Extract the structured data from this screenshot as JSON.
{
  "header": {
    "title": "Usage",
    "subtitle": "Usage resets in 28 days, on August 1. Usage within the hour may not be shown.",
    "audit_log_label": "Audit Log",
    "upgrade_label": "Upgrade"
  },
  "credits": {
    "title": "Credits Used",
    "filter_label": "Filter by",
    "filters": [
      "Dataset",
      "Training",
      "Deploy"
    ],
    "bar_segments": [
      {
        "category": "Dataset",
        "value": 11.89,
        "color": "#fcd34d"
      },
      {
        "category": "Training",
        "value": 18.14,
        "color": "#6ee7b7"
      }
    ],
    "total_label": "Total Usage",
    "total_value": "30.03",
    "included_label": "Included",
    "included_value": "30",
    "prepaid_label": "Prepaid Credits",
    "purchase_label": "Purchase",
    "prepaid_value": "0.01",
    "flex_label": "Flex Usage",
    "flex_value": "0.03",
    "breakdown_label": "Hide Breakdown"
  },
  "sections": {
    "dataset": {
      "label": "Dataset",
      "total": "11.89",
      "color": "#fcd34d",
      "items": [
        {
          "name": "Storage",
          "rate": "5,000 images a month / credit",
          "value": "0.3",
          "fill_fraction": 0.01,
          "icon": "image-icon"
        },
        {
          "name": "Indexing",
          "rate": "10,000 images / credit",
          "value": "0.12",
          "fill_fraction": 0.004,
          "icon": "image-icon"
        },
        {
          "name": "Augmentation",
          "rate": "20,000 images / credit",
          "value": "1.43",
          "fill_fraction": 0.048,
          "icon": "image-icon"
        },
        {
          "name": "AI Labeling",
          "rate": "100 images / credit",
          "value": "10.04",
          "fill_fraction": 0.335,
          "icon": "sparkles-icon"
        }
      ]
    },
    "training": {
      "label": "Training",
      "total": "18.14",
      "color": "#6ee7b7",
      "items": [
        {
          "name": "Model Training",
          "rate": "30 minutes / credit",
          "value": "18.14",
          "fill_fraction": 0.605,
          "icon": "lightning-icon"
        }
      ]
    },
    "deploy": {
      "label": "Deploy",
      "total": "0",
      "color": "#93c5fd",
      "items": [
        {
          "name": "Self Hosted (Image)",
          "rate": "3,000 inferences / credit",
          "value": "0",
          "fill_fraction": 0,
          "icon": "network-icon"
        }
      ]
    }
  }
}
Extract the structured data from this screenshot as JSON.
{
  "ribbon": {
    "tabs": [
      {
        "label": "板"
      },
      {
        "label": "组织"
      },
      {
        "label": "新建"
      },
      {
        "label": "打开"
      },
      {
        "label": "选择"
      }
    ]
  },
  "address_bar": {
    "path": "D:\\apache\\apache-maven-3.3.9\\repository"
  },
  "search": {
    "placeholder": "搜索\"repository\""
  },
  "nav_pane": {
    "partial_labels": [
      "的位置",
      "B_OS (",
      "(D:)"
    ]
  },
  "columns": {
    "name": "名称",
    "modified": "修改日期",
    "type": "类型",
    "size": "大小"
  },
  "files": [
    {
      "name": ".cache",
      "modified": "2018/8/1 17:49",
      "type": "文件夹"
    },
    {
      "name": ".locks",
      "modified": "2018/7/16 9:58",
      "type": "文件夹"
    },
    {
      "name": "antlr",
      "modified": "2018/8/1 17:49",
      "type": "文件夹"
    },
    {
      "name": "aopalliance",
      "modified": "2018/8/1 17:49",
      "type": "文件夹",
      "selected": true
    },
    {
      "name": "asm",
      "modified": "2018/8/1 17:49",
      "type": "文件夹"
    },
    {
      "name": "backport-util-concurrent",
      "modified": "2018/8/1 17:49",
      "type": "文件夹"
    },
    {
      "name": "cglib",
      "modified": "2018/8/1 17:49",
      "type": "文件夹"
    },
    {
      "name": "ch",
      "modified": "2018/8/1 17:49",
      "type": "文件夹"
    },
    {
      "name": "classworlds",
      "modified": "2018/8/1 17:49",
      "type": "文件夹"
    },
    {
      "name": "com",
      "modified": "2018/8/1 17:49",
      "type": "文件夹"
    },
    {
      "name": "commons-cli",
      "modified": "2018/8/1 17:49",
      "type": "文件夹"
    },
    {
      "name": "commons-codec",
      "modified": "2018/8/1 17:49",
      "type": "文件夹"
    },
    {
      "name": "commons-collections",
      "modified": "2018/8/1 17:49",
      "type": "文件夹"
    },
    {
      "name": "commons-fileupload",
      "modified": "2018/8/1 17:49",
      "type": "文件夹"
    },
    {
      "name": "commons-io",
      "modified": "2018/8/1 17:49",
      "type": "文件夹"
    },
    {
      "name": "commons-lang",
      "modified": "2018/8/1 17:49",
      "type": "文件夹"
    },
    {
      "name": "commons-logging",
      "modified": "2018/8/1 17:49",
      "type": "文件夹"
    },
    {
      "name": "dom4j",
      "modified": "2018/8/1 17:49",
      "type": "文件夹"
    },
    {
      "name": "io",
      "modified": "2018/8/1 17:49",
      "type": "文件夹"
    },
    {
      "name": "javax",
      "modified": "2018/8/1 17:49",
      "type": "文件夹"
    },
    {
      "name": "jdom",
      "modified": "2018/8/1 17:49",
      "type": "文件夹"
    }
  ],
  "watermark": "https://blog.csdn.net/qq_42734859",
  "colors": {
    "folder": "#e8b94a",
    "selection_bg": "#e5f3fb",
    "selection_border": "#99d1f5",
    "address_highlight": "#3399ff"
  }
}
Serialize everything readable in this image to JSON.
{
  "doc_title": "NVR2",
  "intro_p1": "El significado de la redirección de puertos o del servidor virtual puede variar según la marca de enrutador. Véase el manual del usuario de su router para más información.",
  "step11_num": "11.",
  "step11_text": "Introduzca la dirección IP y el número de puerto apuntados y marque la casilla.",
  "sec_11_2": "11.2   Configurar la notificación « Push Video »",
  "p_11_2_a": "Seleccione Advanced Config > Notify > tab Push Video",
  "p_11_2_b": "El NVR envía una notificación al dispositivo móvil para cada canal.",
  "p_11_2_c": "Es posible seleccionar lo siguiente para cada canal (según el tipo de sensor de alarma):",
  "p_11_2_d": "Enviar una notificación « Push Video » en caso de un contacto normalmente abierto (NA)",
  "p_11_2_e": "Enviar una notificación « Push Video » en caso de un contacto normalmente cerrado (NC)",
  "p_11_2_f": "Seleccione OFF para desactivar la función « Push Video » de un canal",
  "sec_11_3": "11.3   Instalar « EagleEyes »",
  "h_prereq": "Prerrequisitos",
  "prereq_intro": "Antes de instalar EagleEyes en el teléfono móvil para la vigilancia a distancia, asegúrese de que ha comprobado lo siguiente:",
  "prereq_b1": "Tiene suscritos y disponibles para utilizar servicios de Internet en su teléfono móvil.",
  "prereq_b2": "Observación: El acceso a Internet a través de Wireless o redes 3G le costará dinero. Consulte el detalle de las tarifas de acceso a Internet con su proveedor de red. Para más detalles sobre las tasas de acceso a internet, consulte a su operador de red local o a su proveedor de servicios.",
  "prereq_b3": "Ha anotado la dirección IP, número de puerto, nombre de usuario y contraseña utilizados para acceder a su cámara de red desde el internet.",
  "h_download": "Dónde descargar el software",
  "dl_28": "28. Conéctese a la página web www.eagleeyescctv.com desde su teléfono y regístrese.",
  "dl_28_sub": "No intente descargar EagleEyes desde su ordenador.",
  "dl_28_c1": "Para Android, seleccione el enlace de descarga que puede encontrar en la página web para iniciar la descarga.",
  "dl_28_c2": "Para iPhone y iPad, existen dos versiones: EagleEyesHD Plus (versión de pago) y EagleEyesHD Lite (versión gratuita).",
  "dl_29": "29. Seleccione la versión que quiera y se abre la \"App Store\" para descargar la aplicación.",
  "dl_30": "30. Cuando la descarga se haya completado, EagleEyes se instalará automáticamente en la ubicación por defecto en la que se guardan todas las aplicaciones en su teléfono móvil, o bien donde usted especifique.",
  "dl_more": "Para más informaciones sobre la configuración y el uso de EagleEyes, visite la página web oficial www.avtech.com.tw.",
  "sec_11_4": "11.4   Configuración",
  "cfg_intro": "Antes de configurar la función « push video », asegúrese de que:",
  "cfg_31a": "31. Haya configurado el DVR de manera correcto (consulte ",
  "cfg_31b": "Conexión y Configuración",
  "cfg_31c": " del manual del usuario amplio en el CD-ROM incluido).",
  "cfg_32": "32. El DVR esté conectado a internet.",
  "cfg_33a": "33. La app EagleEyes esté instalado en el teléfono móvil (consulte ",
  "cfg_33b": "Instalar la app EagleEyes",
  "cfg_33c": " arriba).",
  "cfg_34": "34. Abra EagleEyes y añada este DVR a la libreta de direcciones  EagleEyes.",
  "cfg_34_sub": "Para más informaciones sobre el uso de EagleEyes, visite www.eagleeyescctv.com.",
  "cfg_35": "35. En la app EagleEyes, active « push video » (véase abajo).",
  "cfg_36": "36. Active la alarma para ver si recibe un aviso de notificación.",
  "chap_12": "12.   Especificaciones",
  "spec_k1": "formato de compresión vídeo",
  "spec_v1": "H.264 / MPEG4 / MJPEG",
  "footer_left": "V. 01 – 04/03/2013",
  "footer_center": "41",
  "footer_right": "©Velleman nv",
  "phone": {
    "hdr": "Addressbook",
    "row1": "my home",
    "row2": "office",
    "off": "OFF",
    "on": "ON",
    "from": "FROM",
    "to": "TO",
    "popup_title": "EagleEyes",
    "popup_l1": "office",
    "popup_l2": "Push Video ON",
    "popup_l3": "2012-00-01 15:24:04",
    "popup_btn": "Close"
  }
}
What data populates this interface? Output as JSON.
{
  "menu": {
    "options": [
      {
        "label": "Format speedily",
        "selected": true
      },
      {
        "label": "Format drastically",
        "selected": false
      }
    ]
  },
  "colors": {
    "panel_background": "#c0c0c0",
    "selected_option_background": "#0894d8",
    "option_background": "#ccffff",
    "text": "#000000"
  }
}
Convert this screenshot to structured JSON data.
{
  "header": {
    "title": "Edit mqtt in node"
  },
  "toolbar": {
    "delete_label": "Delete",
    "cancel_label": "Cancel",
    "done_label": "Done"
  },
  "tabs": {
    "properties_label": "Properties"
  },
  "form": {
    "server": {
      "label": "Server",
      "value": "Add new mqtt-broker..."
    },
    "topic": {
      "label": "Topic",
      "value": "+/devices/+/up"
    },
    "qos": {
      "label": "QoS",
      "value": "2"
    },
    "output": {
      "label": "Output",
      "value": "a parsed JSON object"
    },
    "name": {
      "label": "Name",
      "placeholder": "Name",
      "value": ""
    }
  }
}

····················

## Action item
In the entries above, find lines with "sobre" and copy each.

## Result
  "prereq_b2": "Observación: El acceso a Internet a través de Wireless o redes 3G le costará dinero. Consulte el detalle de las tarifas de acceso a Internet con su proveedor de red. Para más detalles sobre las tasas de acceso a internet, consulte a su operador de red local o a su proveedor de servicios.",
  "dl_more": "Para más informaciones sobre la configuración y el uso de EagleEyes, visite la página web oficial www.avtech.com.tw.",
  "cfg_34_sub": "Para más informaciones sobre el uso de EagleEyes, visite www.eagleeyescctv.com.",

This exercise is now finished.